Archaeological Museum of Rethymnon
4, Agiou Fragiskou Str
It is located at the center of Rethymno’s historic center in Saint Francis Church. It hosts findings from the Neolithic Age to the era of Roman rule. The collections include findings from caves, settlements, and cemeteries of the Minoan Era, as well as objects from the Geometric, Archaic, Classic, Hellenistic and Roman eras brought to light by archaeologists during excavations in ancient cities. Some of the most important exhibits that you must see are the helmet which is covered in boar teeth and the reliquaries from the post-Minoan era cemetery of Armeni, the statue of Aphrodite from Argiroupoli, the seals and collections of golden jewellery and coins.
Info tel.: 28310 54668.
Opening hours: daily 10:00 – 18:00 except Mondays.
Tickets: 2€ and 1€ for senior citizens aged over 65 years old and free entrance for students.
History and Folk Art Museum of Rethymnon
28, M. Vernadou Str
The museum is housed in a Venetian building of the 17th Century, which has been characterized as a protected monument by the Ministry of Culture.
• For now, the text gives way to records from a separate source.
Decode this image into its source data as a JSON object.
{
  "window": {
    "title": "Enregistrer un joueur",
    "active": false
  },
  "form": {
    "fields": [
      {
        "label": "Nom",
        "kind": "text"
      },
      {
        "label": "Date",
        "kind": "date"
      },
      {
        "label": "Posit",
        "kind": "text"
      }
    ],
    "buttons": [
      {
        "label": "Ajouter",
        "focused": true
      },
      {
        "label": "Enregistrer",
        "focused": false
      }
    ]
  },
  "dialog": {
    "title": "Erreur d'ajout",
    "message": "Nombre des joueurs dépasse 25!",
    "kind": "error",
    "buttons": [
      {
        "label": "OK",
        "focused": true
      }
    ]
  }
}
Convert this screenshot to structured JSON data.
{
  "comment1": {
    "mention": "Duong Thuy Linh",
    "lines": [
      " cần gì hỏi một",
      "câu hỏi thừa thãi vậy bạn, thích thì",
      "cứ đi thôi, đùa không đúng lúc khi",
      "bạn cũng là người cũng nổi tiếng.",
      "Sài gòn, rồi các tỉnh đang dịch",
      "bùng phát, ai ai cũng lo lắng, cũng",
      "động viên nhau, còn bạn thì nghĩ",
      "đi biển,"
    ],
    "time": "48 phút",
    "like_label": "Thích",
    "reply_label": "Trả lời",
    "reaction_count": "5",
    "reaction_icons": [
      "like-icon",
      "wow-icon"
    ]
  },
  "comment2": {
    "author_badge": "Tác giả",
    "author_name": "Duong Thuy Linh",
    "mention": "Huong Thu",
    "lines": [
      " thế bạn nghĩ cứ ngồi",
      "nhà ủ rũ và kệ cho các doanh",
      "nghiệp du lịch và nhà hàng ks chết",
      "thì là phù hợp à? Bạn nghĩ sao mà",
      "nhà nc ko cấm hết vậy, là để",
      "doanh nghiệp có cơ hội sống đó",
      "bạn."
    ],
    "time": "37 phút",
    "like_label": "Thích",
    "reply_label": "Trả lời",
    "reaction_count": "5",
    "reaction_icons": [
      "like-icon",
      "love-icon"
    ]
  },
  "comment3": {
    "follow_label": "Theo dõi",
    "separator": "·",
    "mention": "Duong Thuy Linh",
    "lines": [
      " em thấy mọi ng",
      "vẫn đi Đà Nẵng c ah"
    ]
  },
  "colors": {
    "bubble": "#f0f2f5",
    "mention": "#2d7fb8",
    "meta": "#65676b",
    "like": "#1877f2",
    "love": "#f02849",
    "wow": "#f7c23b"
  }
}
You will see beautiful collections of traditional handicrafts and textiles, baskets, ceramics, historic heirlooms, documents, photographs, banners, maps, arms, coins, as well as interesting architectural elements like the stone staircase in the courtyard, the hall with the two rows of Venetian windows and the kitchen with the chimney.
Info tel.: 28310 23398
Opening hours: daily 10:00 -15:00
Tickets: 4€, 2€ for students and senior citizens over 65 years of age.
Museum of Contemporary Art of Crete
32, Mesologiou Str
The Municipal Gallery ‘L. Kanakakis’ was founded in 1992. It is housed in a Venetian building, dating from the beginning of the 20th century in one of the first industrial areas of Crete. Today is Crete’s Museum of Contemporary Art, of high standards, exhibiting old and new examples of Greek artists. Its permanent collection, of approximately 500 works includes paintings of Lefteris Kanakakis (oil, drawings, aquarelles) covering all his work. The work of various contemporary artists is also presented, depicting a wide spectrum of the Greek modern art since the 1950’s.
Opening hours: May-October: Tuesday – Friday: 9:00 – 14:00 & 19:00 – 21:00, Saturday – Sunday: 10:00 -15:00 Monday closed
November-April: Tuesday – Friday: 9:00 – 14:00, Wednesday & Friday 9:00 – 14:00&18:00 -21:00, Saturday- Sunday 10:00-15:00
Tickets: 3€, in groups on 5 ndividuals 2€, undergratuates 1,5€, discount 50% to card members of the European Youth Card, free entrance to students and card members of the International Council of Museums (ICOM)
Free entrance every Thursday for all visitors
web site: www.cca.gr
Satha & Markellou Str
It is housed in the Veli Pasha Mosque or Mastaba Mosque and operates as part of the Goulandris Natural History Museum in Crete.. The Museum exhibition offers visitors various brief stops along the history of Crete in the past 300,000,000 years. Fossils of invertebrates from Paleozoic, Mesozoic and Cenozoic sea deposits in Crete, along with texts, drawings, maps and information inform visitors about the geological treasures of Crete. In the museum are shown bones of Pleistocenic native elephants which are of special interest, as well as material regarding the deers in Crete.